One of Cherie's posts describes step-by-step how she trains the "obedience & trust" into a horse, & that I find to be just "taking the time it takes" gradual development of the horse's trust by inching closer over time to the object (she said it can take 2 hours of going back & forth), so this is same as approach of the "relationship" folks. Cherie also said that she'll listen to her horse if it refuses to proceed on trail, giving snake experience as an example, so this is also same as approach of the "relationship" folks.
The bottom line is trust in the leader, & it's really not a matter of training trust into a horse; trust is earned, by showing consistently that one is trustworthy.
How does the alpha get that unquestioning, instant obedience? By being the best leader/making the best decisions.
Humans do well to remember that horses are aware of dangers that we aren't, "out there"; thus we are handicapped in our judgement & must listen to our horses.
The one thing in this post that I question is this: Humans do well to remember that horses are aware of dangers that we aren't, "out there"; thus we are handicapped in our judgement & must listen to our horses.
See I don't believe that is very accurate. Yes, horses can be very tuned in to their environment but don't forget there are horses being put down every day because of that hole in the ground they didn't see or the snake bite they never saw coming. My point is that they are not magical creatures, they can be just as fallible as people when it comes to risk assessment.
Also I don't understand why it keeps being insisted upon that we must listen to the instincts of a horse more than our own intellect and powers of reasoning. I don't understand why when we, as thinking, rational people who understand that an umbrella for example is not a threat, should be expected to put a horses mindless panic of an object it has absolutely no concept of, in the driving seat. This makes no sense to me. I am the leader because I know that that wrapped stack of hay is not a threat. I am the leader because I understand that an umbrella, flying plastic bag, dog barking behind the fence, are not threats. I am the leader because although I can't see it I know that that grunting sound is coming from a pig in a shed. Why would I let a horses irrational fear take charge?
I have established the role of leader by overriding my horses fearful instincts time and time again and she has never come to harm and now leaves the decision making to me very happily.

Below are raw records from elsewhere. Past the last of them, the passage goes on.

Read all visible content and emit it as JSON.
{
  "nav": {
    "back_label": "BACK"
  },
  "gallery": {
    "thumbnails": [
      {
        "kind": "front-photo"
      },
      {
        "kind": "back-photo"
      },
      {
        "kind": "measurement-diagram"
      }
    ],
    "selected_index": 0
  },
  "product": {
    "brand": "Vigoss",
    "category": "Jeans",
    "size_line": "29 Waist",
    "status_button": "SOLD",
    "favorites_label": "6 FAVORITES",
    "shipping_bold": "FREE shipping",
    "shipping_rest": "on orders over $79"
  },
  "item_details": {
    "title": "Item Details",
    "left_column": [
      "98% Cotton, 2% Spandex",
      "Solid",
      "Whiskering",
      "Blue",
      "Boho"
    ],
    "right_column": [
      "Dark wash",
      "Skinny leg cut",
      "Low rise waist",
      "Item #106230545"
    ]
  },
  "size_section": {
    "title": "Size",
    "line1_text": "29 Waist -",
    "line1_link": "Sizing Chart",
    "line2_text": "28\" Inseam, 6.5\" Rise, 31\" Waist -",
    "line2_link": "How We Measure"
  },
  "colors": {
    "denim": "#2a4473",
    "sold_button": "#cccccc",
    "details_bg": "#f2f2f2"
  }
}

At the end of the day a horse doesn't have to understand what the hell that flying ghost thing was, they just have to trust that you as the rider KNOW it is not a threat.